Idris also spoke of rampant abuse such as 30 per cent of cooking oil and 70 percent of liquid petroleum gas subsidies benefiting commercial concerns instead of houeholds.
Malaysia, he said, would likely be a net importer of petroleum by next year at the current consumption rate.
He said the proposed subsidy cuts for controlled items like sugar, flour and cooking oil would be carried out in stages so as not to burden the people.
Subsidies on education, health as well as agriculture and fisheries, the backbone of the rural poor, would continue but the wastage and abuse must be reduced, he underlined.
Pemandu had also recommended a slew of mitigation measures in its proposed subsidy cuts such as cash rebates for motorists in lieu of fuel price increase, discounts for toll users and cash rebates for MyKad and MyKid card holders through post-offices due to high cost of flour, sugar and cooking oil.
"We are reviewing the possibility of introducing a floating price mechanism, mitigation measures and assistance needed to put in place to cushion the impact," said Idris.
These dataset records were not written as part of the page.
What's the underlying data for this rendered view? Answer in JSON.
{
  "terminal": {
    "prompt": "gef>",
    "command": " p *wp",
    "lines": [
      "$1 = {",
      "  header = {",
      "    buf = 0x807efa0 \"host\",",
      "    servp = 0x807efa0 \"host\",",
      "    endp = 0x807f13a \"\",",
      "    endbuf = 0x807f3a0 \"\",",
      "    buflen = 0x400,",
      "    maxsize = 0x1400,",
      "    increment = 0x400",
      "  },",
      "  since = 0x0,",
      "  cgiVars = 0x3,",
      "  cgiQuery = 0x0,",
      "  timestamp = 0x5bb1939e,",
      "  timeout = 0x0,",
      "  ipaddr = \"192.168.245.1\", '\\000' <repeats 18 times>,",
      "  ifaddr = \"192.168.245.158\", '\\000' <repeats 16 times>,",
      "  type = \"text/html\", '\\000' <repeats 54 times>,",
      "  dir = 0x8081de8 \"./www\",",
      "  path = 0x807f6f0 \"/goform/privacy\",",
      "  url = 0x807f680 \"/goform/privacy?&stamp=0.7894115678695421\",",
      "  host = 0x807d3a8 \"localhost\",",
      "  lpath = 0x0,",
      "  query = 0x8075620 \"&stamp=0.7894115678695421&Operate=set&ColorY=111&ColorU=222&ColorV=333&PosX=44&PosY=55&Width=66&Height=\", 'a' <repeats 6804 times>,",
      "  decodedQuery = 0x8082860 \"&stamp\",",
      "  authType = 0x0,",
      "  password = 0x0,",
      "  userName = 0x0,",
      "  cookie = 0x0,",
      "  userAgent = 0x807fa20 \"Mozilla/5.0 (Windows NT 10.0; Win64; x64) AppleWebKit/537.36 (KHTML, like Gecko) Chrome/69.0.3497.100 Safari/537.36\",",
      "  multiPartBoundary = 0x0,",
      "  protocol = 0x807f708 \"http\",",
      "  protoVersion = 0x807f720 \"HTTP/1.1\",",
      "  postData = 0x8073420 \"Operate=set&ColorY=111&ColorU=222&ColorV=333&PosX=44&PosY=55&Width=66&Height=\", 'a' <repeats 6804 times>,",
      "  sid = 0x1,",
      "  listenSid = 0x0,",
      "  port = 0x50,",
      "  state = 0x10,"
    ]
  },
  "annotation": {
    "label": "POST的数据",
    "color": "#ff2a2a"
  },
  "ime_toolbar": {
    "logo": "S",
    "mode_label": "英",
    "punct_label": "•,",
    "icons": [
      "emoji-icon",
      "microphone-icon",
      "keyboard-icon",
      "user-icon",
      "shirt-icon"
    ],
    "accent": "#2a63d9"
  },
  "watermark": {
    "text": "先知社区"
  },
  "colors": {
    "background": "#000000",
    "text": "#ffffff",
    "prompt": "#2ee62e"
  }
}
"The Cabinet will also be briefed on public feedback received today in regards to the cuts so that they can make the final decision," he told reporters at the Subsidy Rationalisation Lab Open Day at the Kuala Lumpur Convention Centre today.
Idris also said the government would do its best to renegotiate contracts of independent power producers (IPPs) and toll concessionaires, two sectors which came under fire during a panel discussion.
Federation of Malaysian Manufacturers past-president Tan Sri Yong Poh Kon, who was among the panellists, proposed that the government engaged a top-notch legal team to comb through the contracts and also suggested the government waive road tax instead of cash rebates for fuel hikes.
The panel that also included Khazanah Nasional managing director Tan Sri Azman Mokhtar generally agreed the subsidies should be phased out over a three-year period but strongly supported an immediate cut on sugar subsidy.
Mohideen Abdul Kader, vice-president of Consumers Association of Penang, drew applause from the floor when he urged for sugar subsidy to be cut not tomorrow, but immediately, to cut down on rising diabetic cases.
Idris said a poll of 191,592 showed 61 per cent were in favour of the subsidy rationalisation and 66 per cent wanted them reduced between three to five years.